The simplest form of tree is a

**binary tree**. A binary tree consists of- a
*node*(called the**root**node) and - left and right sub-trees.

Both the sub-trees are themselves binary trees.

You now have a

*recursively defined data structure*. (It is also possible to define a list recursively: can you see how?)A binary tree

The nodes at the lowest levels of the tree (the ones with no sub-trees) are called

**leaves**.In an

*ordered binary tree*,- the keys of all the nodes in the left sub-tree are less than that of the root,
- the keys of all the nodes in the right sub-tree are greater than that of the root,
- the left and right sub-trees are themselves ordered binary trees.

### Data Structure

The data structure for the tree implementation simply adds left and right pointers in place of the next pointer of the linked list implementation. [Load the tree struct.]

The AddToCollection method is, naturally, recursive. [Load the AddToCollection method.]

Similarly, the FindInCollection method is recursive. [Load the FindInCollection method.]

### Analysis

#### Complete Trees

Before we look at more general cases, let's make the optimistic assumption that we've managed to fill our tree neatly,

*ie*that each leaf is the same 'distance' from the root.This forms a complete tree, whose height is defined as the number of links from the root to the deepest leaf. |

First, we need to work out how many nodes,

*, we have in such a tree of height,***n***.***h**Now,

= 1 + 2n^{1}+ 2^{2}+ .... + 2^{h}

From which we have,

= 2n^{h+1}- 1

and

=hfloor( log_{2}n)

Examination of the Find method shows that in the worst case,

*+1 or***h****ceiling( log**comparisons are needed to find an item. This is the same as for binary search._{2}*n*)However, Add also requires

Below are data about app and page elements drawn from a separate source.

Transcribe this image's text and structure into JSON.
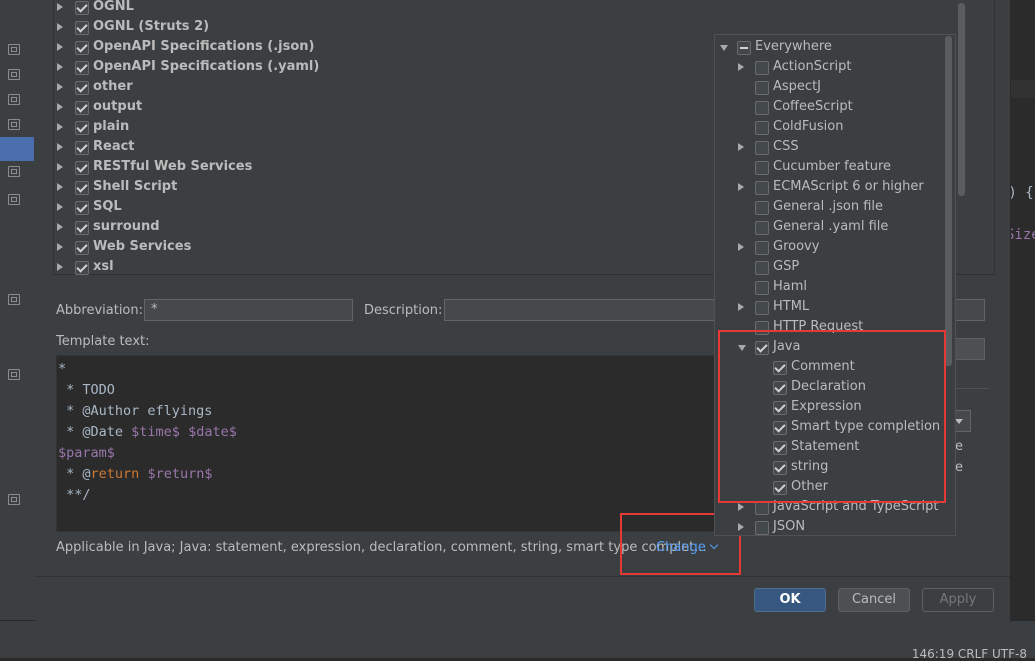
{
  "ide": {
    "code_fragment_1": "e) {",
    "code_fragment_2": "Size",
    "status": "146:19   CRLF   UTF-8"
  },
  "template_groups": [
    {
      "label": "OGNL",
      "checked": true
    },
    {
      "label": "OGNL (Struts 2)",
      "checked": true
    },
    {
      "label": "OpenAPI Specifications (.json)",
      "checked": true
    },
    {
      "label": "OpenAPI Specifications (.yaml)",
      "checked": true
    },
    {
      "label": "other",
      "checked": true
    },
    {
      "label": "output",
      "checked": true
    },
    {
      "label": "plain",
      "checked": true
    },
    {
      "label": "React",
      "checked": true
    },
    {
      "label": "RESTful Web Services",
      "checked": true
    },
    {
      "label": "Shell Script",
      "checked": true
    },
    {
      "label": "SQL",
      "checked": true
    },
    {
      "label": "surround",
      "checked": true
    },
    {
      "label": "Web Services",
      "checked": true
    },
    {
      "label": "xsl",
      "checked": true
    }
  ],
  "form": {
    "abbreviation_label": "Abbreviation:",
    "abbreviation_value": "*",
    "description_label": "Description:",
    "description_value": "",
    "template_text_label": "Template text:",
    "template_lines": [
      {
        "text": "*"
      },
      {
        "text": " * TODO"
      },
      {
        "text": " * @Author eflyings"
      },
      {
        "prefix": " * @Date ",
        "var1": "$time$",
        "sep": " ",
        "var2": "$date$"
      },
      {
        "var": "$param$"
      },
      {
        "prefix": " * @",
        "kw": "return",
        "sep": " ",
        "var": "$return$"
      },
      {
        "text": " **/"
      }
    ],
    "applicable_text": "Applicable in Java; Java: statement, expression, declaration, comment, string, smart type complet...",
    "change_link": "Change",
    "edge_text_1": "e",
    "edge_text_2": "e"
  },
  "buttons": {
    "ok": "OK",
    "cancel": "Cancel",
    "apply": "Apply"
  },
  "context_popup": {
    "items": [
      {
        "label": "Everywhere",
        "state": "partial",
        "level": 0,
        "arrow": "down"
      },
      {
        "label": "ActionScript",
        "state": "unchecked",
        "level": 1,
        "arrow": "right"
      },
      {
        "label": "AspectJ",
        "state": "unchecked",
        "level": 1,
        "arrow": "none"
      },
      {
        "label": "CoffeeScript",
        "state": "unchecked",
        "level": 1,
        "arrow": "none"
      },
      {
        "label": "ColdFusion",
        "state": "unchecked",
        "level": 1,
        "arrow": "none"
      },
      {
        "label": "CSS",
        "state": "unchecked",
        "level": 1,
        "arrow": "right"
      },
      {
        "label": "Cucumber feature",
        "state": "unchecked",
        "level": 1,
        "arrow": "none"
      },
      {
        "label": "ECMAScript 6 or higher",
        "state": "unchecked",
        "level": 1,
        "arrow": "right"
      },
      {
        "label": "General .json file",
        "state": "unchecked",
        "level": 1,
        "arrow": "none"
      },
      {
        "label": "General .yaml file",
        "state": "unchecked",
        "level": 1,
        "arrow": "none"
      },
      {
        "label": "Groovy",
        "state": "unchecked",
        "level": 1,
        "arrow": "right"
      },
      {
        "label": "GSP",
        "state": "unchecked",
        "level": 1,
        "arrow": "none"
      },
      {
        "label": "Haml",
        "state": "unchecked",
        "level": 1,
        "arrow": "none"
      },
      {
        "label": "HTML",
        "state": "unchecked",
        "level": 1,
        "arrow": "right"
      },
      {
        "label": "HTTP Request",
        "state": "unchecked",
        "level": 1,
        "arrow": "none"
      },
      {
        "label": "Java",
        "state": "checked",
        "level": 1,
        "arrow": "down"
      },
      {
        "label": "Comment",
        "state": "checked",
        "level": 2,
        "arrow": "none"
      },
      {
        "label": "Declaration",
        "state": "checked",
        "level": 2,
        "arrow": "none"
      },
      {
        "label": "Expression",
        "state": "checked",
        "level": 2,
        "arrow": "none"
      },
      {
        "label": "Smart type completion",
        "state": "checked",
        "level": 2,
        "arrow": "none"
      },
      {
        "label": "Statement",
        "state": "checked",
        "level": 2,
        "arrow": "none"
      },
      {
        "label": "string",
        "state": "checked",
        "level": 2,
        "arrow": "none"
      },
      {
        "label": "Other",
        "state": "checked",
        "level": 2,
        "arrow": "none"
      },
      {
        "label": "JavaScript and TypeScript",
        "state": "unchecked",
        "level": 1,
        "arrow": "right"
      },
      {
        "label": "JSON",
        "state": "unchecked",
        "level": 1,
        "arrow": "right"
      }
    ]
  },
  "colors": {
    "highlight_box": "#e53935",
    "link": "#589df6",
    "ok_button": "#365880"
  }
}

**ceiling( log**comparisons to determine where to add an item. Actually adding the item takes a constant number of operations, so we say that a binary tree requires_{2}*n*)**O(log***n*)*both*adding and finding an item - a considerable improvement over binary search for a*dynamic*structure which often requires addition of new items. operations forDeletion is also an

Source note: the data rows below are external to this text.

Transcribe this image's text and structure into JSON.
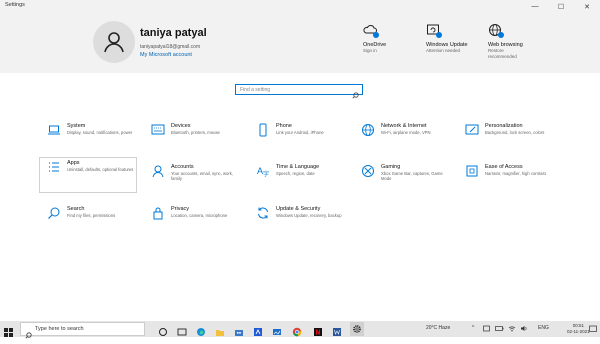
{
  "window": {
    "title": "Settings",
    "minimize": "—",
    "maximize": "☐",
    "close": "✕"
  },
  "user": {
    "name": "taniya patyal",
    "email": "taniyapatyal18@gmail.com",
    "link": "My Microsoft account"
  },
  "header_items": [
    {
      "label": "OneDrive",
      "sub1": "Sign in",
      "sub2": ""
    },
    {
      "label": "Windows Update",
      "sub1": "Attention needed",
      "sub2": ""
    },
    {
      "label": "Web browsing",
      "sub1": "Restore",
      "sub2": "recommended"
    }
  ],
  "search": {
    "placeholder": "Find a setting"
  },
  "tiles": [
    {
      "name": "System",
      "desc": "Display, sound, notifications, power"
    },
    {
      "name": "Devices",
      "desc": "Bluetooth, printers, mouse"
    },
    {
      "name": "Phone",
      "desc": "Link your Android, iPhone"
    },
    {
      "name": "Network & Internet",
      "desc": "Wi-Fi, airplane mode, VPN"
    },
    {
      "name": "Personalization",
      "desc": "Background, lock screen, colors"
    },
    {
      "name": "Apps",
      "desc": "Uninstall, defaults, optional features"
    },
    {
      "name": "Accounts",
      "desc": "Your accounts, email, sync, work, family"
    },
    {
      "name": "Time & Language",
      "desc": "Speech, region, date"
    },
    {
      "name": "Gaming",
      "desc": "Xbox Game Bar, captures, Game Mode"
    },
    {
      "name": "Ease of Access",
      "desc": "Narrator, magnifier, high contrast"
    },
    {
      "name": "Search",
      "desc": "Find my files, permissions"
    },
    {
      "name": "Privacy",
      "desc": "Location, camera, microphone"
    },
    {
      "name": "Update & Security",
      "desc": "Windows Update, recovery, backup"
    }
  ],
  "taskbar": {
    "search_text": "Type here to search",
    "weather": "20°C  Haze",
    "lang": "ENG",
    "time": "00:51",
    "date": "02-11-2021"
  },
  "colors": {
    "accent": "#0078d7",
    "header_bg": "#f2f2f2",
    "taskbar_bg": "#e6e6e6"
  }
}
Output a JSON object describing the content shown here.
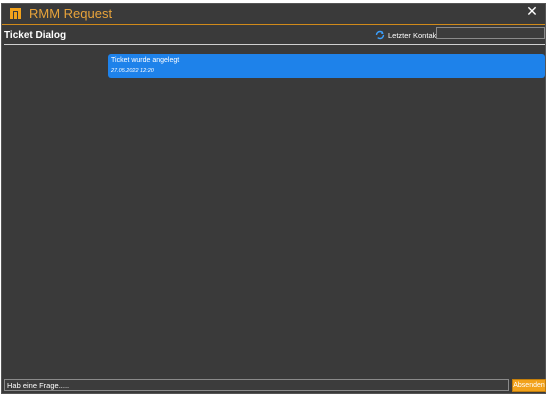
{
  "window": {
    "title": "RMM Request",
    "close_glyph": "✕",
    "accent_color": "#e8a33a"
  },
  "header": {
    "title": "Ticket Dialog",
    "refresh_icon": "refresh-icon",
    "last_contact_label": "Letzter Kontakt:",
    "last_contact_value": ""
  },
  "messages": [
    {
      "text": "Ticket wurde angelegt",
      "timestamp": "27.05.2022 12:20",
      "color": "#1e82ea"
    }
  ],
  "composer": {
    "placeholder": "Hab eine Frage.....",
    "send_label": "Absenden",
    "send_color": "#f2a21b"
  }
}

**O(log**operation.*n*)#### General binary trees

However, in general addition of items to an ordered tree will not produce a complete tree. The worst case occurs if we add an ordered list of items to a tree. What will happen? Think before you click here!

This problem is readily overcome: we use a structure known as a heap. However, before looking at heaps, we should formalise our ideas about the complexity of algorithms by defining carefully what

**O(f(**means.*n*))struct t_node {

void *item;

struct t_node *left;

struct t_node *right;

};

typedef struct t_node *Node;

struct t_collection {

int size; /* Needed by FindInCollection */

Node root;

};

static void AddToTree( Node *t, Node new ) {

Node base;

base = *t;

/* If it's a null tree, just add it here */

if ( base == NULL ) {

*t = new;

return;

}

else {

if ( KeyLess( ItemKey( new->item ), ItemKey( base->item ) ) )

{

AddToTree( &(base->left), new );

}

else

AddToTree( &(base->right), new );

}

}

void AddToCollection( Collection c, void *item ) {

Node new, node_p;

assert( c != NULL );

assert( item != NULL );

/* Allocate space for a node for the new item */

new = (Node)malloc(sizeof(struct t_node));

/* Attach the item to the node */

new->item = item;

new->left = new->right = (Node)0;

AddToTree( &(c->node), new );

}

/* Binary tree implementation of a collection */

/* Now we need to know whether one key is less, equal or greater than

another

*/

extern int KeyCmp( void *a, void *b );

/* Returns -1, 0, 1 for a < b, a == b, a > b */

void *FindInTree( Node t, void *key ) {

if ( t == (Node)0 ) return NULL;

switch( KeyCmp( key, ItemKey(t->item) ) ) {

case -1 : return FindInTree( t->left, key );

case 0: return t->item;

case +1 : return FindInTree( t->right, key );

}

}

void *FindInCollection( collection c, void *key ) {

/* Find an item in a collection

Pre-condition: (c is a collection created by a call to ConsCollection) &&

(key != NULL)

Post-condition: returns an item identified by key if

one exists, otherwise returns NULL

*/

assert( c != NULL );

assert( key != NULL );

/* Select node at head of list */

return FindInTree( c->root, key );

}

## Key terms |

**Root Node**- Node at the "top" of a tree - the one from which all operations on the tree commence. The root node may not exist (a NULL tree with no nodes in it) or have 0, 1 or 2 children in a binary tree.
**Leaf Node**- Node at the "bottom" of a tree - farthest from the root. Leaf nodes have no children.
**Complete Tree**- Tree in which each leaf is at the same distance from the root. A more precise and formal definition of a complete tree is set out later.
**Height**- Number of nodes which must be traversed from the root to reach a leaf of a tree.